[Website and app data records]
********
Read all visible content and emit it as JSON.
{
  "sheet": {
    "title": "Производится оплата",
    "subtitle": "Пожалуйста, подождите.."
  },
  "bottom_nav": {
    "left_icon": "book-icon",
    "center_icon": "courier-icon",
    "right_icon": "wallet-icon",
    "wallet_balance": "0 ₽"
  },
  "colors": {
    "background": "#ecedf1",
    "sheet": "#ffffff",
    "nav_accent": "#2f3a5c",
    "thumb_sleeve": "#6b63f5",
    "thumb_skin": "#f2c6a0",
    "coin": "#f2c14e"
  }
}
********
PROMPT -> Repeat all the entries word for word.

ANSWER BELOW ->
Read all visible content and emit it as JSON.
{
  "sheet": {
    "title": "Производится оплата",
    "subtitle": "Пожалуйста, подождите.."
  },
  "bottom_nav": {
    "left_icon": "book-icon",
    "center_icon": "courier-icon",
    "right_icon": "wallet-icon",
    "wallet_balance": "0 ₽"
  },
  "colors": {
    "background": "#ecedf1",
    "sheet": "#ffffff",
    "nav_accent": "#2f3a5c",
    "thumb_sleeve": "#6b63f5",
    "thumb_skin": "#f2c6a0",
    "coin": "#f2c14e"
  }
}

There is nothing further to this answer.